Science most definitely is not based on Faith (i.e. belief in something without evidence). But that’s just what Paul Davies is suggesting. I have just two words for that patently absurd suggestion: epistemology and empiricism. Alex gives a succinct reaction to Davies along those lines.
How on Earth does Davies get off calling himself a scientist?!? What an annoying little essay that was of his. And why did the NY Times publish such rubbish?
The only item that Davies brings up that’s worth discussing is the section on where the concept of natural law came from. Davies of course is arguing that science was originally a Christian idea. Since it’s always interesting to examine where profound ideas came from, and especially where science came from, I thought that worth discussing a bit more… Davies says:
This shared failing is no surprise, because the very notion of physical law is a theological one in the first place, a fact that makes many scientists squirm. Isaac Newton first got the idea of absolute, universal, perfect, immutable laws from the Christian doctrine that God created the world and ordered it in a rational way. Christians envisage God as upholding the natural order from beyond the universe, while physicists think of their laws as inhabiting an abstract transcendent realm of perfect mathematical relationships.
John Wilkins corrects Davies, pointing out that no, in fact, it was the Ancient Greeks who conceived of the idea of natural order:
But the really important innovation, the one that all science since has been based upon, is the ideas of the Milesians, beginning with Thales in the sixth century BCE. He proposed that there was a material principle that explained all things. Hitherto, throughout the ancient near east and Mediterranean, things were what they were at the whim of a god or gods, and had a sympathetic relationship between each other based on resemblances and words. You cannot study what things will do if they can, at any time, become a swan or a tree or a spirit.
Put another way, scientific research is only possible in the secular/non-theistic setting, where god(s) have been forgotten.
And, moving away from the realm of science, democratic politics and human rights can only work in the secular/non-theistic setting. How did these concepts arise however? From theological thinking, as some like Davies might suggest? More probably, by trying to move beyond a world at the whim of god(s), into a world that is more explainable and more just.
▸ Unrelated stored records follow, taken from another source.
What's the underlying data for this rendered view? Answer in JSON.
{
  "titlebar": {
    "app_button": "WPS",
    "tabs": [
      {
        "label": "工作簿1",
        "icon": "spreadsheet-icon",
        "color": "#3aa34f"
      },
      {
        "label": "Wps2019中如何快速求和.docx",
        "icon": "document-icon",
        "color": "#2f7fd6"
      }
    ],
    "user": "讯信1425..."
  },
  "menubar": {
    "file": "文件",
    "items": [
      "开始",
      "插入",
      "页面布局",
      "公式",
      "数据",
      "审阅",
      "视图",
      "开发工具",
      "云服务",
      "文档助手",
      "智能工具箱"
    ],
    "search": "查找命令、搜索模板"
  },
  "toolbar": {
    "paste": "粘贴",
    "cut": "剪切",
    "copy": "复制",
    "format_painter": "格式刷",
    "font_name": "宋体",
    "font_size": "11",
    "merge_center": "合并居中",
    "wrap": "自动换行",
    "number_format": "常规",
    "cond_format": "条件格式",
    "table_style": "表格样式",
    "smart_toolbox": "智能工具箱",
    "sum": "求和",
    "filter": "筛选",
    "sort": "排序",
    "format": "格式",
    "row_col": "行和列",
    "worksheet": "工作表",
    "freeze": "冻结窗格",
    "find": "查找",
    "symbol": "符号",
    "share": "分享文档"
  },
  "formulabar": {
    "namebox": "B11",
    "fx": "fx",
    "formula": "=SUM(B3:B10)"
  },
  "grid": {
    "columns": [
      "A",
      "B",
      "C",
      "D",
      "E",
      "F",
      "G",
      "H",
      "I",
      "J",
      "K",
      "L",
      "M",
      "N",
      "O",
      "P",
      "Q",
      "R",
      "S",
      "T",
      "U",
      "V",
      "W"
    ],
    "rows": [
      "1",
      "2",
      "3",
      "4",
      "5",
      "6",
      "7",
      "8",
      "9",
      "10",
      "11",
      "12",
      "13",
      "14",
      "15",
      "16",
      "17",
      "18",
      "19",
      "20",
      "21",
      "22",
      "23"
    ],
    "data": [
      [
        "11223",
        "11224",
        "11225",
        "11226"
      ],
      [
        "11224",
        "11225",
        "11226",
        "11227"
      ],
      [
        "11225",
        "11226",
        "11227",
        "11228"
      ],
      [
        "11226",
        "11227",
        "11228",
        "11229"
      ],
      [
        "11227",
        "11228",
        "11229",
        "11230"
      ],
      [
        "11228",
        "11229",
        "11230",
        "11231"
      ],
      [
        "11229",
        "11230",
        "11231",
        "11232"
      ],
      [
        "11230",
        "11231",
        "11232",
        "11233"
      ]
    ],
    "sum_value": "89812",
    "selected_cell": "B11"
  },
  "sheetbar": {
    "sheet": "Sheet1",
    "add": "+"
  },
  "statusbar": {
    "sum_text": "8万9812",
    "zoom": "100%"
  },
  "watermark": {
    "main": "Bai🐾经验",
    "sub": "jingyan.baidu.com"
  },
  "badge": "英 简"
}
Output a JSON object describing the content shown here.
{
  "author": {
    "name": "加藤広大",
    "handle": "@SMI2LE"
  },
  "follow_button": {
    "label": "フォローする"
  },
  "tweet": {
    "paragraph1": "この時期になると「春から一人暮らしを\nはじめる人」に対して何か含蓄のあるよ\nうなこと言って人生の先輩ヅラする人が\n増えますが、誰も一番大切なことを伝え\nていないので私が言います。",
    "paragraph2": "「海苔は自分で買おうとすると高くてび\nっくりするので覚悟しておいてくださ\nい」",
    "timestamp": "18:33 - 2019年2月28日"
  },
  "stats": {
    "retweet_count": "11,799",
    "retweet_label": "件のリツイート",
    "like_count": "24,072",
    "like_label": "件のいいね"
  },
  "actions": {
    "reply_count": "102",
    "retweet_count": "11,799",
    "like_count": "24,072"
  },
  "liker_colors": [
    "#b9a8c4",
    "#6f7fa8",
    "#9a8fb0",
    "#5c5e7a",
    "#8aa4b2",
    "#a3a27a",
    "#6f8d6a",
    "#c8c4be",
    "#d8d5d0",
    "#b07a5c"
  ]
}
We’re simply more able to make sense out of the world after we’ve let go of god(s).